the Basic Law, promulgated the interpretation and adopted the decision with regards to the selection of the Chief Executive and the formation of the Legislative Council in 2007 and 2008 respectively. The Government will move forward in accordance with the interpretation and the decision. As we move forward in this process, we will widely consult all sectors in Hong Kong.
We are confident in developing an arrangement for the 2007 and 2008 elections that is in the best interest of Hong Kong. Constitutional development must progress in a gradual and orderly manner and in accordance with the actual situation in Hong Kong. But let me emphasise, universal suffrage remains our ultimate aim.
Now I come back to the business of the day.
Some 40 years ago the dental problem of Hong Kong people was serious, and particularly so among children. Thanks to the joint efforts of our dental profession working in both the public and the private sectors, the oral health of Hong Kong people has, of course, much improved today. The level of tooth decay of our population is comparable to those of the developed
economies, and that for our children is one of the lowest in the world.
A significant part of this achievement can be attributed to the excellent work of our dental school, the Faculty of Dentistry in the University of Hong Kong and to the professionals here.
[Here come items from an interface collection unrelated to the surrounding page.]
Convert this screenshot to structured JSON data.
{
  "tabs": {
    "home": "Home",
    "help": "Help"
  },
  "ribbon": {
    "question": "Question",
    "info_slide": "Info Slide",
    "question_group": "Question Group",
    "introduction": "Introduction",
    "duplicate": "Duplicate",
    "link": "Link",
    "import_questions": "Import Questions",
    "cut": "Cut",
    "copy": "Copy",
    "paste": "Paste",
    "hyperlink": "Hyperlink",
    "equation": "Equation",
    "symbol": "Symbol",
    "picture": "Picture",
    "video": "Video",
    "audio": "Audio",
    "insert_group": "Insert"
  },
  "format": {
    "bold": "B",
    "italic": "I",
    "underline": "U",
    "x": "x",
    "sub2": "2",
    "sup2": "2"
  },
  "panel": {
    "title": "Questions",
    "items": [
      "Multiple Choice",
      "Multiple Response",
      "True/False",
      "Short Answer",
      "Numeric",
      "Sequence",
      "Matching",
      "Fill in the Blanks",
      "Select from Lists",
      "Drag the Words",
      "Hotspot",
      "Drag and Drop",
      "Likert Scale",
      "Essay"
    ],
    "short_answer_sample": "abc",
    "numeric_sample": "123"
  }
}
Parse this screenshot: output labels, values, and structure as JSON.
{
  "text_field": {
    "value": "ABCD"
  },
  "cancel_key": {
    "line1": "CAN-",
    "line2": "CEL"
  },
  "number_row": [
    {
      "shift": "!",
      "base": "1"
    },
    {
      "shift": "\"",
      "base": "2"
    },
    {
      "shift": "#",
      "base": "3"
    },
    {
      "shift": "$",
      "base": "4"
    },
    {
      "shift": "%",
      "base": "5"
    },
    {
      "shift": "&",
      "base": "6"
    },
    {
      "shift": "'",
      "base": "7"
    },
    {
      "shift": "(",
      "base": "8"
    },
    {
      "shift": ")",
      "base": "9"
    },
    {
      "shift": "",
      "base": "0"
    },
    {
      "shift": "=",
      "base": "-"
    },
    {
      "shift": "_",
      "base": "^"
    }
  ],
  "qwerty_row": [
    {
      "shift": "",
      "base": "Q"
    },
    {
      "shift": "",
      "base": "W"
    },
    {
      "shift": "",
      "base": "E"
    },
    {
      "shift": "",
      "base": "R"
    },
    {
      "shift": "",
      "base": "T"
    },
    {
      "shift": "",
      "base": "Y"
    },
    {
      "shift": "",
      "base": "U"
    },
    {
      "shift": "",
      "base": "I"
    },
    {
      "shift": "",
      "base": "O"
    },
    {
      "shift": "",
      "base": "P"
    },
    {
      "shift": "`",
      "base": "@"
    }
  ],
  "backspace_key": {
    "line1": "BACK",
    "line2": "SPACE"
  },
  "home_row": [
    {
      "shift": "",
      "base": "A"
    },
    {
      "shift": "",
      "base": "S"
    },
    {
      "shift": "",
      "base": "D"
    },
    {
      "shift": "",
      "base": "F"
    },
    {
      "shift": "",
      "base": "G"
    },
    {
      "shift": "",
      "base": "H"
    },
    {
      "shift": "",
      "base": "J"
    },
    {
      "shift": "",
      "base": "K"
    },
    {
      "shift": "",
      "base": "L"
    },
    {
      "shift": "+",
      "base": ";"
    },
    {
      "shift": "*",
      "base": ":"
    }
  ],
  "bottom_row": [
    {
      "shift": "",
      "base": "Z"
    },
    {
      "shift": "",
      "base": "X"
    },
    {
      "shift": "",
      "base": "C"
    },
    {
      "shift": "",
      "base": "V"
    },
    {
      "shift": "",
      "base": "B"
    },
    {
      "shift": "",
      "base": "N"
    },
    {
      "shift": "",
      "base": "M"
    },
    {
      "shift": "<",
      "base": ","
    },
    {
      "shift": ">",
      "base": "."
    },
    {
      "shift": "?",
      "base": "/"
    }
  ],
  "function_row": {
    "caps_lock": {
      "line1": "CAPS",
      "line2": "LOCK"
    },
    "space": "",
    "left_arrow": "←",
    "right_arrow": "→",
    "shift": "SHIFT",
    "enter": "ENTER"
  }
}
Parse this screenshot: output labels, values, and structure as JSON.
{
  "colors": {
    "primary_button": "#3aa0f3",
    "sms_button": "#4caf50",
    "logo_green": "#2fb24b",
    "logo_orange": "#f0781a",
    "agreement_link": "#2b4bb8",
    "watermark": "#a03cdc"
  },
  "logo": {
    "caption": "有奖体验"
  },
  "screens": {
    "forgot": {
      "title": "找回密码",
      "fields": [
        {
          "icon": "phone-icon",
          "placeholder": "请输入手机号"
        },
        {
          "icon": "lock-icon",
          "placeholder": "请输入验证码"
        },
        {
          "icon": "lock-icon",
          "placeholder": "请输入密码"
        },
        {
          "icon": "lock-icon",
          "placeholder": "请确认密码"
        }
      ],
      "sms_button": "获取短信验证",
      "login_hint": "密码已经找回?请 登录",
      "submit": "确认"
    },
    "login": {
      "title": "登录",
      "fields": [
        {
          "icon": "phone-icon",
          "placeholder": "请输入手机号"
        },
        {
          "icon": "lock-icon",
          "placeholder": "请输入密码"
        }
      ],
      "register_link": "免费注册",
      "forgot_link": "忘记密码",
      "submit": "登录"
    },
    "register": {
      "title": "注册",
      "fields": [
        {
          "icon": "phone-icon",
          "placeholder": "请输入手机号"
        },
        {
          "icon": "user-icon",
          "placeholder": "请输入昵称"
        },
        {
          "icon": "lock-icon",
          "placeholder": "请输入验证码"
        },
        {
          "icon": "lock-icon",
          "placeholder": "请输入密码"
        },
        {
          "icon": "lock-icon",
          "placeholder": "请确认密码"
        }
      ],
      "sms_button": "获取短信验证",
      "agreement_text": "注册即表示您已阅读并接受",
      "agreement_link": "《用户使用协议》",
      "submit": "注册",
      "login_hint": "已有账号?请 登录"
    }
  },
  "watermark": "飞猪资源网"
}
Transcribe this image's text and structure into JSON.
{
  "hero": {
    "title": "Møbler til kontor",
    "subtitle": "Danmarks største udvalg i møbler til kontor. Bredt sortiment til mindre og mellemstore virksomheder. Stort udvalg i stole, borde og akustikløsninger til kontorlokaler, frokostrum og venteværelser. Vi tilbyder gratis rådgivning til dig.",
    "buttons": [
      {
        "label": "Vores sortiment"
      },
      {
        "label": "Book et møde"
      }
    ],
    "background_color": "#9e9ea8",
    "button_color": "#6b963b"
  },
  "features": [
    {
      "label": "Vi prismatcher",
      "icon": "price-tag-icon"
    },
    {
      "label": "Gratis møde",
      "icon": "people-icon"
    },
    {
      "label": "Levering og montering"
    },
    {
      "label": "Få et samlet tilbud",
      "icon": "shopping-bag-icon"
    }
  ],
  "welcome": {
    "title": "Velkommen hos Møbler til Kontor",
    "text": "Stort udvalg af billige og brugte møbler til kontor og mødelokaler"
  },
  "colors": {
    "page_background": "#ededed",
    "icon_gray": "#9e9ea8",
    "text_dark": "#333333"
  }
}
We are very lucky to have been able to attract top researchers from more than a dozen countries in our dental school, who have made it now one of the best in the region. Through the
comprehensive programmes in the spectrum of disciplines encompassing almost all fields of dentistry, their team of dedicated staff has produced a new type of skilled, compassionate and award-winning graduates, who form the linchpin of the dental profession in Hong Kong.
Equally important, they have pioneered new aspects of the dental science, leading to a unique melting pot of ideas that moulds the practice of dentistry, and have promoted Hong Kong as an international centre for excellence in dental research. Today, the Faculty is recognised as the leading research centre in the region in areas like clinical oral microbiology, bone
biology, dental materials and treatment of oral diseases.
So, I am sure that with the opportunities provided by this function for top dental experts from all over the world to meet together, this Congress will be an excellent platform for participants to discuss, exchange and crystallise frontier knowledge of your profession.
With the hardware and software well in place, we have indeed set the ground for the highly qualified and well-trained dental profession to export our dental care services to our neighbours in the region, especially the Mainland, and develop Hong Kong into a dental services hub for Asia.
In this regard, I am happy to see the Hong Kong Dental Association, which has been making significant contributions to the development of dental profession in Hong Kong since 1950, has been proactive in promoting cooperation between the dental professions of Hong Kong and the Mainland. I do understand that our dental school has the same vision to collaborate with the
Mainland academic institutions for a number of focused education and research programmes.
Hong Kong is honoured to be host of the 26th Asia Pacific Dental Congress. I welcome the overseas delegates to this Congress, and am sure that they will have fruitful exchanges and a pleasant stay in Hong Kong.
With these remarks, I announce the 26th Asia Pacific Dental Congress officially open.
Thank you very much.
Ends/Saturday, May 29,2004